* _Task statement_:
Across the material that follows, tally each line in which "text" occurs, and state the total alone.

* _Records for the exercise_:

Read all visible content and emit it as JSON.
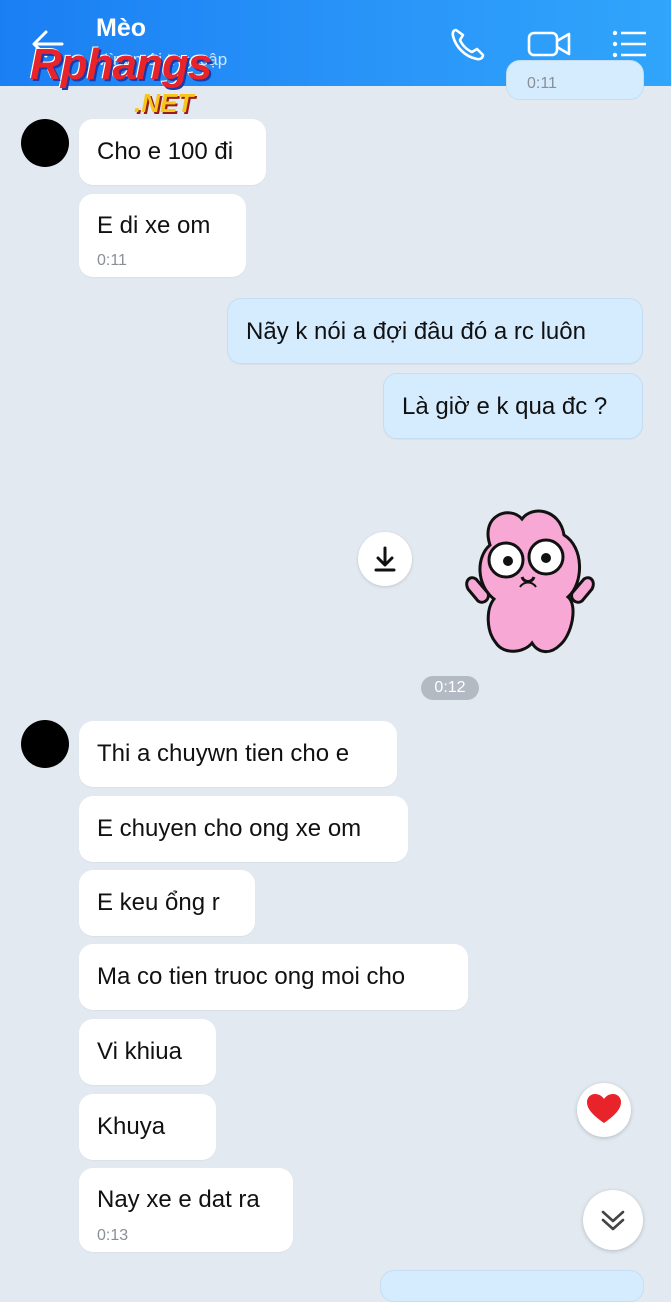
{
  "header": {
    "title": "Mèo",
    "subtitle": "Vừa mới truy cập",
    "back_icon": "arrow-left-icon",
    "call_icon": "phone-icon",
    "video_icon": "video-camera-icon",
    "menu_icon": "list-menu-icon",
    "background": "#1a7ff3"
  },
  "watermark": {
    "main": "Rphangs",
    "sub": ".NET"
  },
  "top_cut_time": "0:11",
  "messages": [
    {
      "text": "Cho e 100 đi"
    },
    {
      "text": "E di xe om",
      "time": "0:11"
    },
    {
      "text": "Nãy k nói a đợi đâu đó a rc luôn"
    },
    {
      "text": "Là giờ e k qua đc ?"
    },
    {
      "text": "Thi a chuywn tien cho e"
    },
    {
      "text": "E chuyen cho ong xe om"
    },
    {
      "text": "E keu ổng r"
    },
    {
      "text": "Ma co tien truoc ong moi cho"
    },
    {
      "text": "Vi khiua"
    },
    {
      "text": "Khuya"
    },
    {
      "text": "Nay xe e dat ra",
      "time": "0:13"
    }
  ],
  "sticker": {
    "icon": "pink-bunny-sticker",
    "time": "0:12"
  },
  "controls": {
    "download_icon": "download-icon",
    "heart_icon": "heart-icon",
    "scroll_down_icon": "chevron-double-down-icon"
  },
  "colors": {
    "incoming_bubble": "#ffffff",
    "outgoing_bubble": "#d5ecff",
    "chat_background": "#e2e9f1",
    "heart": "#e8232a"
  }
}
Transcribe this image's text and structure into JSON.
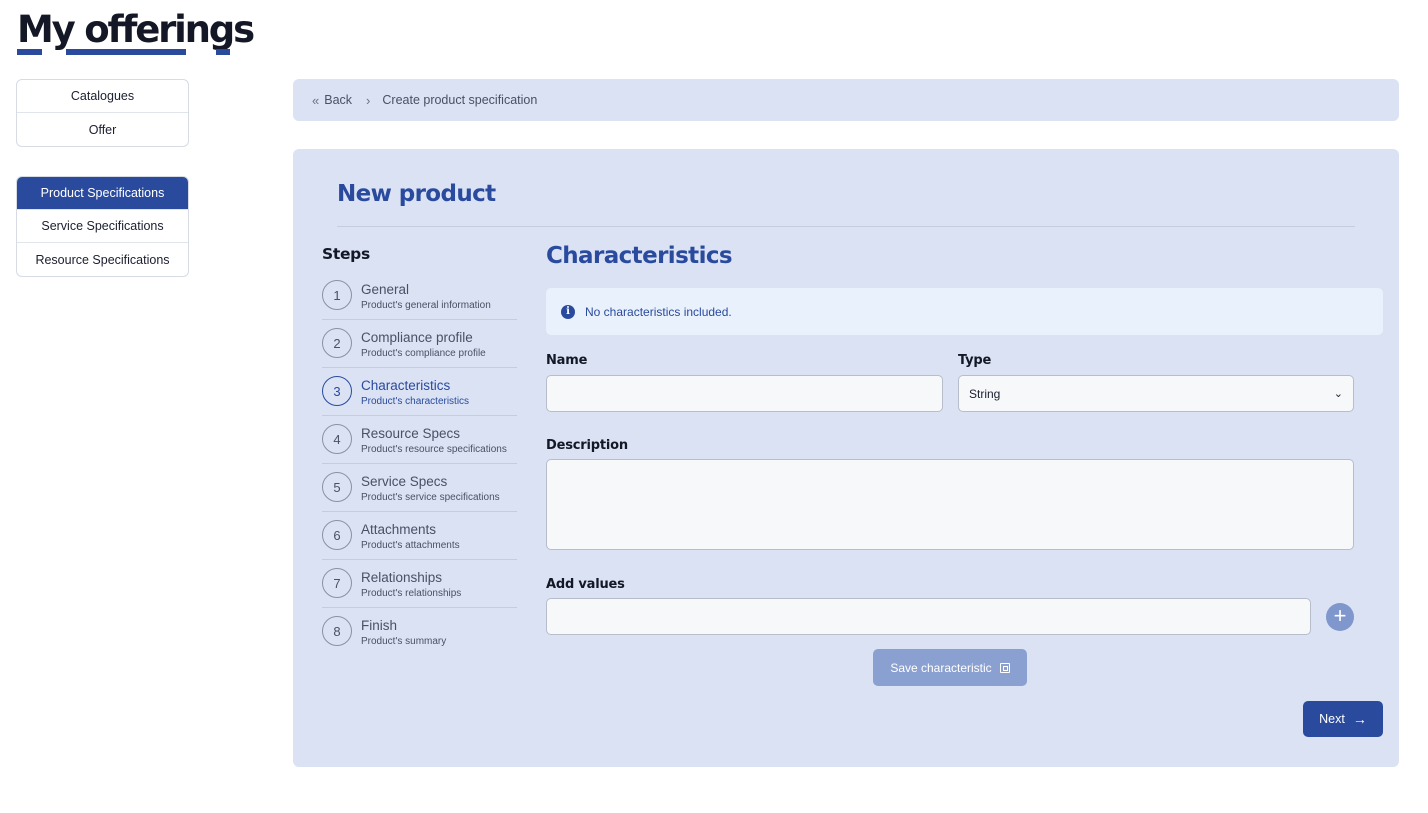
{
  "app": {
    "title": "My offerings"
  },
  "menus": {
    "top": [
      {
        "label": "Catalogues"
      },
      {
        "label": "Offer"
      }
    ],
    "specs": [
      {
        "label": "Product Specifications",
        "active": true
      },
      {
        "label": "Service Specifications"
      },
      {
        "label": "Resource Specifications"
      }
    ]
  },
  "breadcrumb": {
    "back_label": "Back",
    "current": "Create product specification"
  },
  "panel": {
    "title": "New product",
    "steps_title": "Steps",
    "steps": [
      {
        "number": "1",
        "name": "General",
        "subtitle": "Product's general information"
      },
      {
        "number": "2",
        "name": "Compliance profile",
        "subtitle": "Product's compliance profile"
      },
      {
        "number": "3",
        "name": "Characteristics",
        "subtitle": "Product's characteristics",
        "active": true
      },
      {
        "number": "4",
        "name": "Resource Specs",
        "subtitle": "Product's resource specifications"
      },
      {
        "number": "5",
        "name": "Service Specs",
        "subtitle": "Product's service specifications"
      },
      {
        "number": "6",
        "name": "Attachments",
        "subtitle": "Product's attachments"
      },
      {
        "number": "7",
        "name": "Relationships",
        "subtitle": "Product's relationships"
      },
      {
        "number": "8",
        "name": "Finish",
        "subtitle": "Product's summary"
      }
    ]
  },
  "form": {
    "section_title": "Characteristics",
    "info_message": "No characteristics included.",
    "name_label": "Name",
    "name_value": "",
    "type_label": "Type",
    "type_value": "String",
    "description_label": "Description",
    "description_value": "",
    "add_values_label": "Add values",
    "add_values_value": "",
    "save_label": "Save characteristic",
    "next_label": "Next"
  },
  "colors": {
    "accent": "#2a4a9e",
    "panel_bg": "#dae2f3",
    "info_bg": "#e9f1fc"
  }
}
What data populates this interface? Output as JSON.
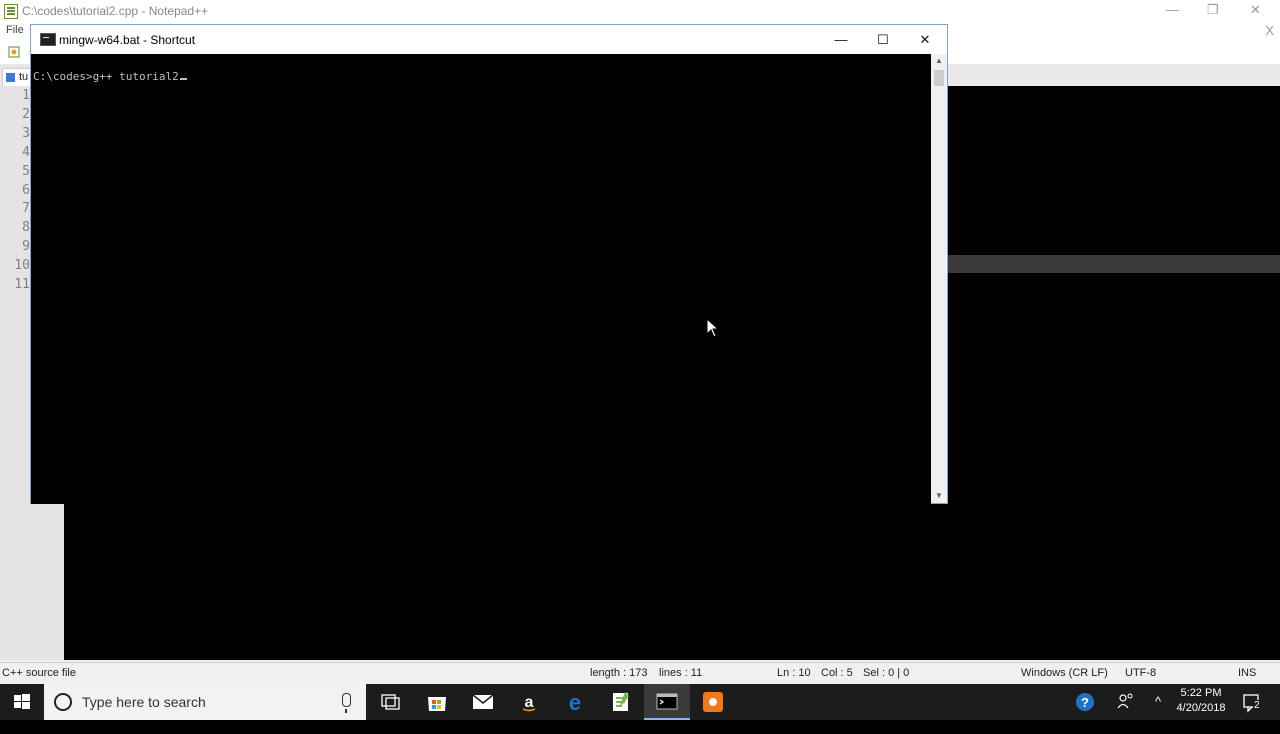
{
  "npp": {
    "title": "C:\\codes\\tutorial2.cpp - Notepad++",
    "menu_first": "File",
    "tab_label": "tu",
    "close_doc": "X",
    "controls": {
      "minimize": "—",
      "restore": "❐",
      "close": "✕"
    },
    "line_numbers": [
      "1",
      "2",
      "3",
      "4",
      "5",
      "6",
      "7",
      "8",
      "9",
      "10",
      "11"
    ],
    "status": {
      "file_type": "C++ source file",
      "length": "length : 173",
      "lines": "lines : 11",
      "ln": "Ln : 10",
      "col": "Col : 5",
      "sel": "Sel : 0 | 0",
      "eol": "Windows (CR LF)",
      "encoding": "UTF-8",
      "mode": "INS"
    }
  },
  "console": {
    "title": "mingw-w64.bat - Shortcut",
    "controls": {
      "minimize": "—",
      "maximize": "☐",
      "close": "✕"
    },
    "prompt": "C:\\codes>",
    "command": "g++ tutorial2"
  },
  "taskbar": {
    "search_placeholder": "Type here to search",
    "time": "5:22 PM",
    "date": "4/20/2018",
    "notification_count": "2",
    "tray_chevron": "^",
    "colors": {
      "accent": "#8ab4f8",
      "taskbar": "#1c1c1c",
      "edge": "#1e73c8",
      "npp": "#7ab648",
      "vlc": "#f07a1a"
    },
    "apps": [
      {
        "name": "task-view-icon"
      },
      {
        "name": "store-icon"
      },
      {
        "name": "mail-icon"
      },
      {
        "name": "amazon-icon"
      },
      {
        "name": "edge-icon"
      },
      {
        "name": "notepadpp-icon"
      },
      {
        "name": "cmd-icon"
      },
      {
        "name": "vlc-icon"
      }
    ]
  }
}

* _Answer space_:
12